● PROBLEM STATEMENT
Locate the word "Name" in the material, then show every line that holds it.
——————
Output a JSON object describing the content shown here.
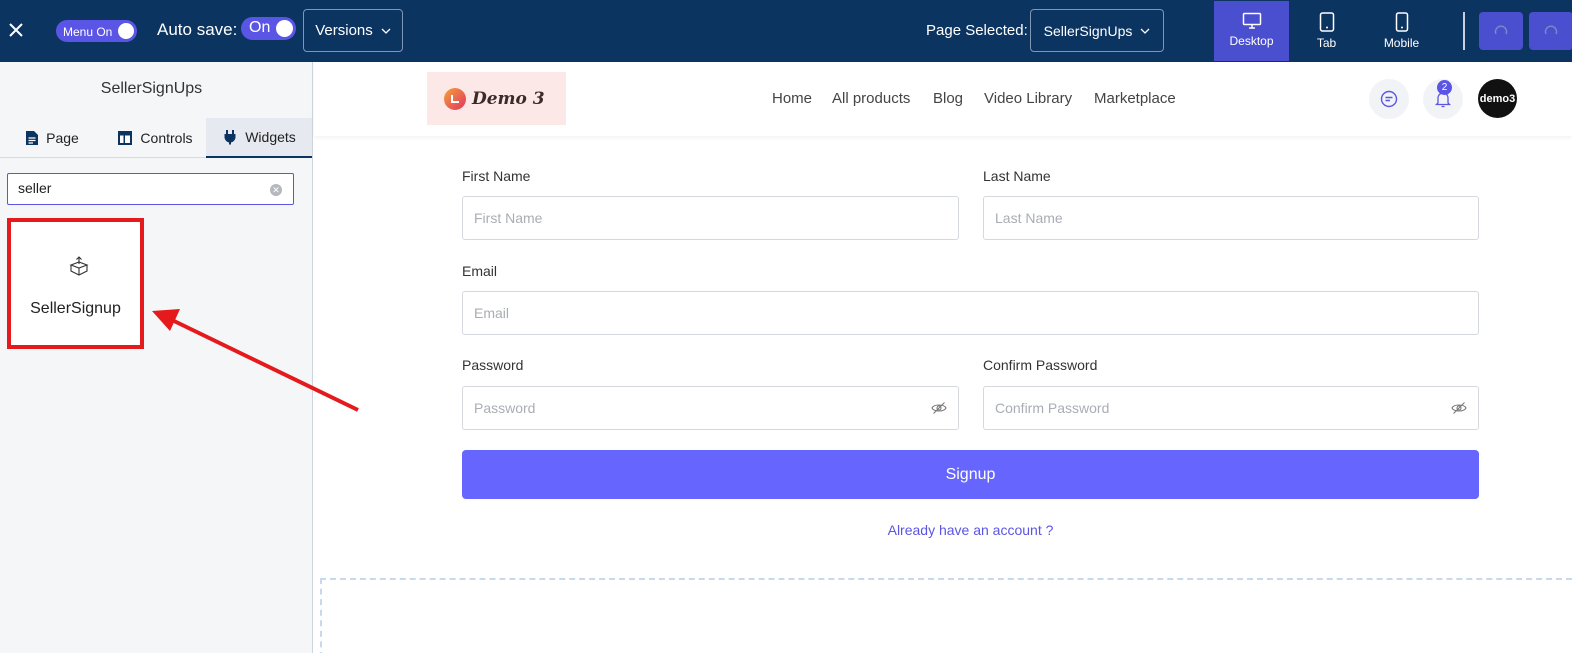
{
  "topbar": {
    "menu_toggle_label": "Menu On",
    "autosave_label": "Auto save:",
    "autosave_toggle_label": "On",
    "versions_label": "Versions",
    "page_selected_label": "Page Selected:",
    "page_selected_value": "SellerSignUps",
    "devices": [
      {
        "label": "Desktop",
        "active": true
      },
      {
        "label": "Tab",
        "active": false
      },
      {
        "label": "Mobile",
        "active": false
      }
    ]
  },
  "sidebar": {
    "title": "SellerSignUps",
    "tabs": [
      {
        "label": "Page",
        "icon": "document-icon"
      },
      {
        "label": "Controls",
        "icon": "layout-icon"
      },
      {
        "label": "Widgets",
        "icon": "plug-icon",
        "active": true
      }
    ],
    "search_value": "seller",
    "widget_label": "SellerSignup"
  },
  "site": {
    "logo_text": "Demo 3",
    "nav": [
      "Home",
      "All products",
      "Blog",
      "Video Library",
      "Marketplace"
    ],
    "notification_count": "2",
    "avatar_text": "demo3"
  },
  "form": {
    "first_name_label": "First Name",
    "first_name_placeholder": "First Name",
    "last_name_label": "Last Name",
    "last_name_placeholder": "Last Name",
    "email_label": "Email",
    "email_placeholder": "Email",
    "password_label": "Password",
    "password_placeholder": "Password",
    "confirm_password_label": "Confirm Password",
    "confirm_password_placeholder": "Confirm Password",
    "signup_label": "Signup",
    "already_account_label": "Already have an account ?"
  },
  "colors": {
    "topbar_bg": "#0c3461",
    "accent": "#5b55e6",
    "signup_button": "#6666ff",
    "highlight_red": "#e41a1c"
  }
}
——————
● YOUR SOLUTION
    "first_name_label": "First Name",
    "first_name_placeholder": "First Name",
    "last_name_label": "Last Name",
    "last_name_placeholder": "Last Name",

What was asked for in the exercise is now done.